I was preparing recently for this follow up article on health and wellness when I had a telephone conversation with my good friend and mentor Robert Lindsey who is known intimately by many in law enforcement as “Coach”.
I discussed my suggestions for steps a public safety professional may consider when they are restarting their own wellness plan.
When I shared with Coach a situation I encountered many years ago when I truly became SICK AND TIRED OF BEING SICK AND TIRED, Coach politely responded with his thoughts for my consideration and I am honored to share this with all of you.
Both Coach and I come from backgrounds in law enforcement in which our personal lives declined out of control with our physical health out of control at over 300+ lbs. in body weight, substance abuse and addictive behaviors and a deep spiritual decline which bordered upon total hopelessness.
Coach brought up Dr. Elisabeth Kuber-Ross’s 5 stages of the grief cycle from her book, ON DEATH AND DYING.
Coach uses this point when he teaches others on discovering our personal inner self. He challenges all of us to consider this:
- We would never allow the bad guy to hurt us or our loved ones BUT why won’t we take care of ourselves when it comes to our own health, well-being or our own personal sense of safety?
- When we encounter pain, whether physical or emotional, it is a signal that something is wrong AND the real test is addressing the cause of this pain.
- Whether it is physical, emotional or spiritual WE need to take action.
- The real question is WHEN DO WE TAKE ACTION?
- WE NEED TO BE OUR OWN BEST BODYGUARDS.
Coach brings up Dr. Kuber-Ross’ 5 stages in the sense of self-examination that if we discover an issue with our well-being in that DENIAL stage and if we can progress over toward the ACCEPTANCE stage, we can implement a plan to move forward in our life. To address the cause of the pain that is personally afflicting us while hopefully by-passing the middle stages of frustration, chaos and more pain.
From our personal experiences, Coach and I are trying to help our brothers and sisters avoid the frustration and pain that denial along with the pain of frustration of the non-realistic decisions we make up in our minds when we attempt to deflect a bad situation or avoid the personal issue all together. When we are honest with ourselves taking a serious inventory of where are and the impact the issue has on us, we are hoping that you will not suffer the pain and embarrassment of continuing living in present problem but have the honest courage to move along to a positive and healthy solution.

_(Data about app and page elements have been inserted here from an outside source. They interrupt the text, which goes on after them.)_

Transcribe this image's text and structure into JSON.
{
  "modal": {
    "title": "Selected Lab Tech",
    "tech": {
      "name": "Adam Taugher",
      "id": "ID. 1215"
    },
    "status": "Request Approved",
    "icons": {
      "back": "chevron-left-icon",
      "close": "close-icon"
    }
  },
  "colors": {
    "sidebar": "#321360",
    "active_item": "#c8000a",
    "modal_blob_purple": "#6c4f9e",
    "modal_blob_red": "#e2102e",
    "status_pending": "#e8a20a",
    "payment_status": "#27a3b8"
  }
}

Later that day, I looked onto www.changingminds.org for their analysis on Dr. Kuber-Ross’ work which they noted that this emotional cycle is not exclusive to the terminally ill but others effected by sad news such as losing a job or other situations negatively affected by change. Whether the change is good or bad, it is perceived as a negative event.
www.changingminds.org goes on to publish her cycles to include 2 additional stages (noted *):
*SHOCK: Paralysis of hearing bad news.
DENIAL: Trying to avoid the inevitable.
ANGER: Frustrated outpouring of bottled up emotions
BARGAINING: Seeking in vain for a way out.
DEPRESSION: Final realization of the inevitable.
*TESTING: Seeking realistic solutions.
ACCEPTANCE: Finding the way forward.
They noted that people sometimes get stuck at the Denial stage or they may move on too quickly or move backwards (through Avoidance).
What our message is for you reading this article while you reflect personally on your own present well-being is that you recognize the present reality of poor health, declining physical fitness, weight management problems, that secret addictive behavior you may struggle with that we tell ourselves that no one else knows (trust us they do) or that mental anguish that continues to replay in our minds which continues that emotional beat down of in-security, loss of confidence and poor self-esteem.
What Coach and I are asking you is consider the following actions:
- Admit and confirm with yourself the issue at hand.
- Tell someone you trust and can confide with about the issue.
- Ask for help for resources to help you address the issue.
- Be courageous and willing to accept the help and be willing to change by addressing the issue.
Our roles in public safety place huge demands on us which affect all of us in a variety of ways as our careers progress. Recognizing that most fictional super heroes have their weakness too. We need to take the proper positive self-care to survive our careers, maintain and develop our relationships with others and keep a mentally positive outlook in our lives. We need to work towards a sense of physical, emotional and spiritual balance. Our loved ones, our peers and our communities we served deserve it.
Retired Colonel Robert “Coach” Lindsey of Jefferson Parish in Louisiana is a founding member of ILEETA and ASLET. He is a well-known law enforcement trainer and mentor to many public safety professionals.
Sgt. Mark St.Hilaire is a 30 year veteran police officer in a busy Metro-west suburb of Boston, Mass. He is a volunteer police peer on a regional CISM team. He is a passionate trainer and writer on public safety health and wellness. He can be contacted confidentially by email at: firstname.lastname@example.org. Follow him on Twitter @NPD3306 or Linked-In.
1st published SCN